In the wake of the explosive testimony offered last week by Cassidy Hutchinson, the executive assistant to Mark Meadows, former President Donald Trump’s chief of staff, the investigation into January 6 appears to be in new legal territory. Specifically, Hutchinson testified to a key piece of information that had not been previously known: that Trump not only knew that the people who attended his rally at the ellipse were armed, but that he took steps to allow them to remain armed and then sent the armed mob to march on the Capitol. In theory, this critical piece of testimony ought to move the ball on potential crimes that include the use of force, like incitement to insurrection, or seditious conspiracy.
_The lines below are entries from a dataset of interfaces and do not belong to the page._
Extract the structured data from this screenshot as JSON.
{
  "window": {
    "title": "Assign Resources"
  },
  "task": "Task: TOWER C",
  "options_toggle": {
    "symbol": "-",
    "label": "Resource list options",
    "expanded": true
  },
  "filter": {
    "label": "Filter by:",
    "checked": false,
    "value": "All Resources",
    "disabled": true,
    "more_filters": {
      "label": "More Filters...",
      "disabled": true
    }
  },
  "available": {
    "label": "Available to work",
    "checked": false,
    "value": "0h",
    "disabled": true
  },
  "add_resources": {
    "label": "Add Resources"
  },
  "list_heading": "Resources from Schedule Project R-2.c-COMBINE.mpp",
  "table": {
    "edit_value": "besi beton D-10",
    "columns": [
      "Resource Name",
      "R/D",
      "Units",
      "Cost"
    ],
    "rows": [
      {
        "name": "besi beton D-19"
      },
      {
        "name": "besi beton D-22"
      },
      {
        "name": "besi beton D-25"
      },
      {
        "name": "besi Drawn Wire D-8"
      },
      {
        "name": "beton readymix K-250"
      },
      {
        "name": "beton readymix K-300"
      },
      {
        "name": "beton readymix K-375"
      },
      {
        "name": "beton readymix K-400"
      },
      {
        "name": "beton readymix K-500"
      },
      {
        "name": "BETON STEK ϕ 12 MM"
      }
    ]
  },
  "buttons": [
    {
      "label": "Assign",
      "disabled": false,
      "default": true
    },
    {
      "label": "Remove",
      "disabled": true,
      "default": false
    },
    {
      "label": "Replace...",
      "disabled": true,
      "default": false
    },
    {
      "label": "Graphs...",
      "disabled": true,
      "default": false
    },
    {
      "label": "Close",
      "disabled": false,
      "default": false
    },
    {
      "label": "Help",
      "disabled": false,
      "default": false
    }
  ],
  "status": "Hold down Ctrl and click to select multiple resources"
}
But before getting too excited about those or any other crimes for which Trump could be indicted, it’s worth remembering the differences between congressional investigations and those conducted by the Justice Department, and how actions taken by the former could complicate the latter.
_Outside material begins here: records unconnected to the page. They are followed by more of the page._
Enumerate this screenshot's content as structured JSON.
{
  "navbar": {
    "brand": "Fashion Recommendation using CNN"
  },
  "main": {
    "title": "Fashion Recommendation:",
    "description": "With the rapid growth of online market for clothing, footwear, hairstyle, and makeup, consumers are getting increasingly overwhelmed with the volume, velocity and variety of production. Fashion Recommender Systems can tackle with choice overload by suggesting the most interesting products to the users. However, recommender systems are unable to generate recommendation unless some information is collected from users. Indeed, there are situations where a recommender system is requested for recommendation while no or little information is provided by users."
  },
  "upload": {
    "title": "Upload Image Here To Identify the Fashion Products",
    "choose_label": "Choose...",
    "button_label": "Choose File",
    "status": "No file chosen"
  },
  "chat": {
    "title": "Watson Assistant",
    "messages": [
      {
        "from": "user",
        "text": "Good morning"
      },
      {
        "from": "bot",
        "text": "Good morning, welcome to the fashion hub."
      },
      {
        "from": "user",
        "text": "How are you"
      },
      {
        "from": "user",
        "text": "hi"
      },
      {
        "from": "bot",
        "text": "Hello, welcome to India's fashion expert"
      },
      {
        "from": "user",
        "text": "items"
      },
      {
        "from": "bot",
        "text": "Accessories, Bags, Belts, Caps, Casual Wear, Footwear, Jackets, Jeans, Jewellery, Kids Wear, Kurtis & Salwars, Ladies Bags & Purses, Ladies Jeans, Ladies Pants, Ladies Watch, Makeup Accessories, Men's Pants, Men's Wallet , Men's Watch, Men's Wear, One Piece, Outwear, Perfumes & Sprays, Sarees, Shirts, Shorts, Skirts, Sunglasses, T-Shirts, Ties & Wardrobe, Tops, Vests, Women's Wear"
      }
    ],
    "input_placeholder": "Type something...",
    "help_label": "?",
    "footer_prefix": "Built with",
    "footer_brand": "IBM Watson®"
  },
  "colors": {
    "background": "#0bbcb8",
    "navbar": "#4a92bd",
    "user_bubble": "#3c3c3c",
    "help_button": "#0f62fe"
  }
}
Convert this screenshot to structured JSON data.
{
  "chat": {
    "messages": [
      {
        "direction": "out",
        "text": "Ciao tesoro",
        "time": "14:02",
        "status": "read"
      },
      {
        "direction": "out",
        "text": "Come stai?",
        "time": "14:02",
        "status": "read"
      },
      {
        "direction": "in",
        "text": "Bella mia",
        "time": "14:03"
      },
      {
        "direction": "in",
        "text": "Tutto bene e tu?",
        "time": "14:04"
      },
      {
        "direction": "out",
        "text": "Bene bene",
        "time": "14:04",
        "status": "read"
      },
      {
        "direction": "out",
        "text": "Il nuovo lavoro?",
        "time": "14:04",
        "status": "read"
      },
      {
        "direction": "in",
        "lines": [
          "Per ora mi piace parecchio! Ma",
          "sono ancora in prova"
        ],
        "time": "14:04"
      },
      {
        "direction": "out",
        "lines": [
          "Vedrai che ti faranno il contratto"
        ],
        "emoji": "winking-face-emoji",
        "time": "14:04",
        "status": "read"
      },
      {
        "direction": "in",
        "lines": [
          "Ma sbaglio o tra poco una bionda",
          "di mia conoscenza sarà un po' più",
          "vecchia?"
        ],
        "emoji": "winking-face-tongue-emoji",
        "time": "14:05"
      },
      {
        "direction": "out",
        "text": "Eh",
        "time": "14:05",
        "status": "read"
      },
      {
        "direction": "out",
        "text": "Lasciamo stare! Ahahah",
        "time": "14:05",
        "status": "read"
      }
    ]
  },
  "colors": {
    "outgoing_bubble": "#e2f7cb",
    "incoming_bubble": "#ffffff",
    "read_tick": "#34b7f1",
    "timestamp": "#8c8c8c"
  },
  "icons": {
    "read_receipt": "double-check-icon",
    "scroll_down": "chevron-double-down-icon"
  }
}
Let’s start with the different goals of the Justice Department and the January 6 Committee. DOJ is focused on legal accountability. They are concerned with investigating whether any violations of federal law have occurred. By contrast, The Committee is focused on public accountability. They are concerned with laying out all the facts and players involved with January 6, whether or not they committed a crime – the purpose is to educate the public and create a comprehensive public record as part of their oversight power. One investigative process is relatively narrow and secretive, the other is expansive and transparent. We saw this contrast play out most starkly in the special counsel investigation into Russian election interference. The final report produced by Robert Mueller examined the very specific question of whether there was a criminal conspiracy between members of the Trump campaign and Russia. He concluded that the evidence was insufficient to meet the threshold for criminal charges. The Senate Intelligence Committee, by contrast, produced a five-volume report outlining the full scope of Russian interference, including the counterintelligence implications of the frequency and breadth of contacts between members of the Trump campaign and individuals connected to the Kremlin.
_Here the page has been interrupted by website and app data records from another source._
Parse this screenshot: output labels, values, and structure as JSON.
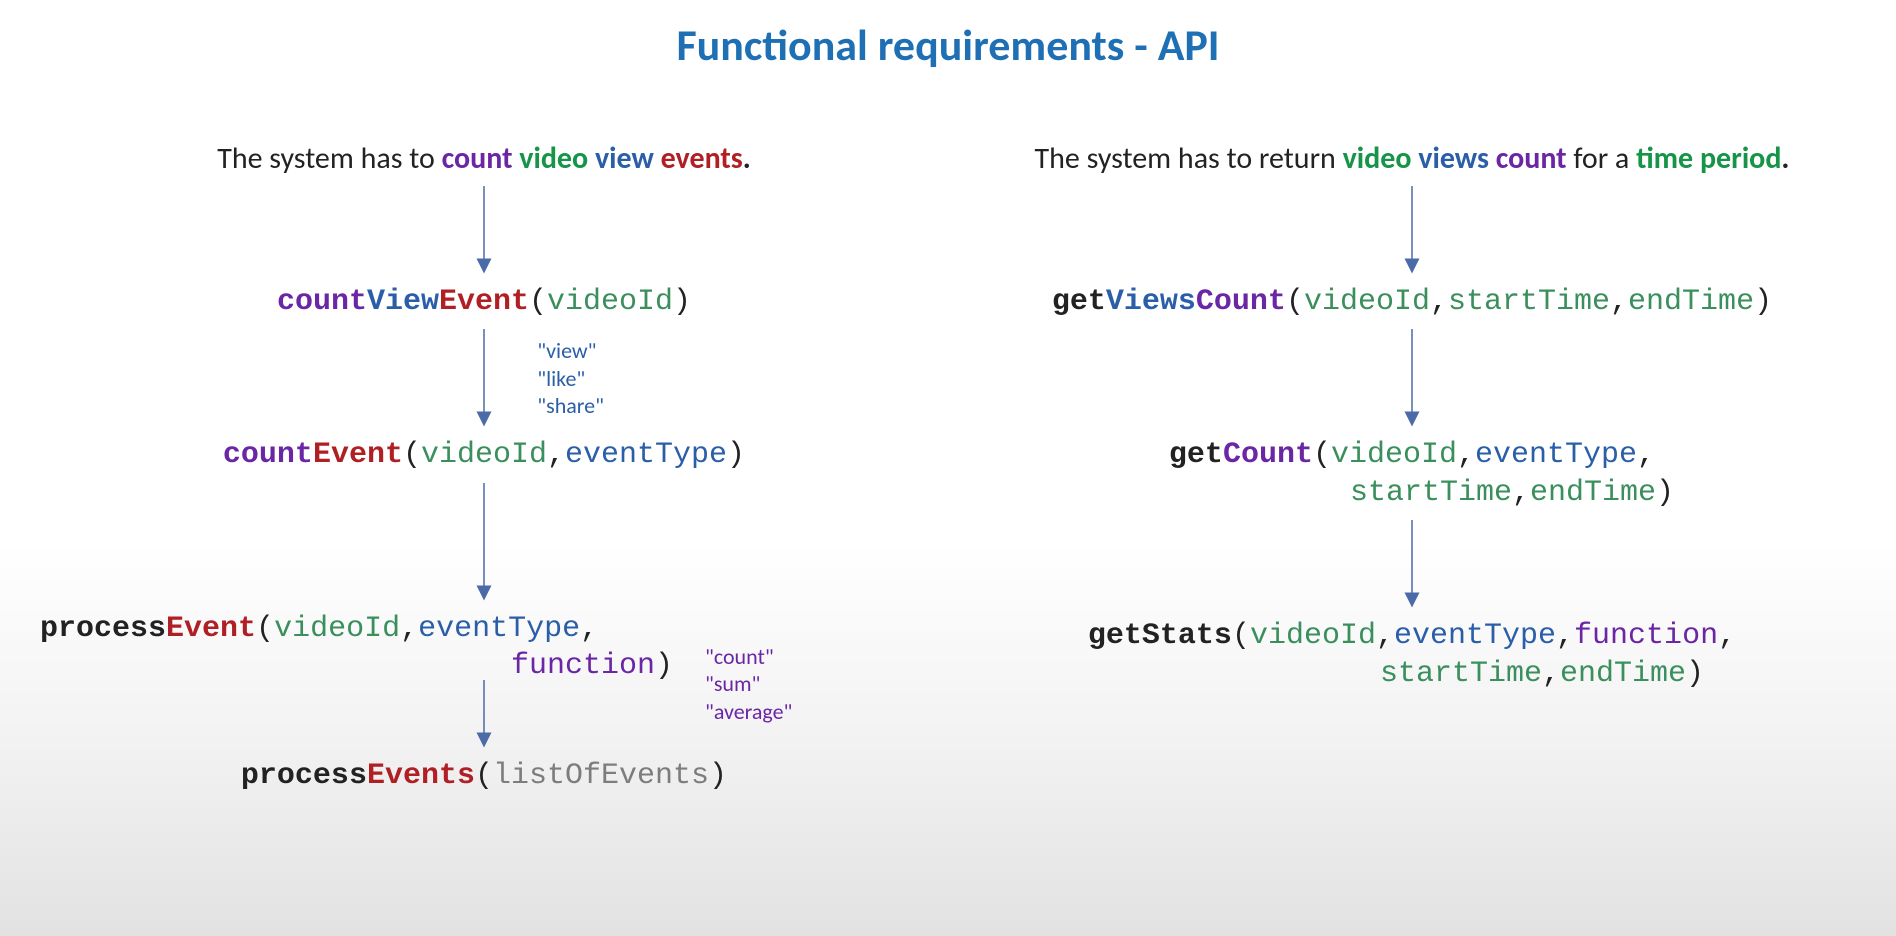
{
  "title": "Functional requirements - API",
  "left": {
    "req_prefix": "The system has to ",
    "req_w1": "count ",
    "req_w2": "video ",
    "req_w3": "view ",
    "req_w4": "events",
    "sig1_p1": "count",
    "sig1_p2": "View",
    "sig1_p3": "Event",
    "paren_open": "(",
    "paren_close": ")",
    "sig1_a1": "videoId",
    "annot_events": "\"view\"\n\"like\"\n\"share\"",
    "sig2_p1": "count",
    "sig2_p2": "Event",
    "sig2_a1": "videoId",
    "comma": ",",
    "sig2_a2": "eventType",
    "sig3_p1": "process",
    "sig3_p2": "Event",
    "sig3_a1": "videoId",
    "sig3_a2": "eventType",
    "sig3_line2_a3": "function",
    "annot_funcs": "\"count\"\n\"sum\"\n\"average\"",
    "sig4_p1": "process",
    "sig4_p2": "Events",
    "sig4_a1": "listOfEvents"
  },
  "right": {
    "req_prefix": "The system has to return ",
    "req_w1": "video ",
    "req_w2": "views ",
    "req_w3": "count",
    "req_mid": " for a ",
    "req_w4": "time ",
    "req_w5": "period",
    "sig1_p1": "get",
    "sig1_p2": "Views",
    "sig1_p3": "Count",
    "sig1_a1": "videoId",
    "sig1_a2": "startTime",
    "sig1_a3": "endTime",
    "sig2_p1": "get",
    "sig2_p2": "Count",
    "sig2_a1": "videoId",
    "sig2_a2": "eventType",
    "sig2_line2_a3": "startTime",
    "sig2_line2_a4": "endTime",
    "sig3_p1": "get",
    "sig3_p2": "Stats",
    "sig3_a1": "videoId",
    "sig3_a2": "eventType",
    "sig3_a3": "function",
    "sig3_line2_a4": "startTime",
    "sig3_line2_a5": "endTime"
  },
  "period": "."
}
Second is the difference in evidentiary standards. The Justice Department must parse every piece of evidence with an eye towards introducing it in a court of law. That means that its evidence has to meet standards for admissibility, and that it must scrutinize witness testimony to ensure that it will withstand cross-examination. The January 6 Committee has an interest, of course, in ensuring that the evidence it presents is credible; but the Committee itself makes that determination, and its veracity is not tested by an adversarial party. Hutchinson’s testimony is a perfect example. Most of her testimony was what would be considered in a court of law to be hearsay – that is, an out-of-court statement that is admitted for the truth of the matter asserted. That doesn’t mean none of it would be admitted: There are several exceptions to the hearsay rule that could, and would, apply to much of her testimony. But prosecutors could not simply bring in her testimony wholesale, and they would need to corroborate her testimony with other evidence and ensure that Hutchinson’s credibility could not be impeached by the defense in any way.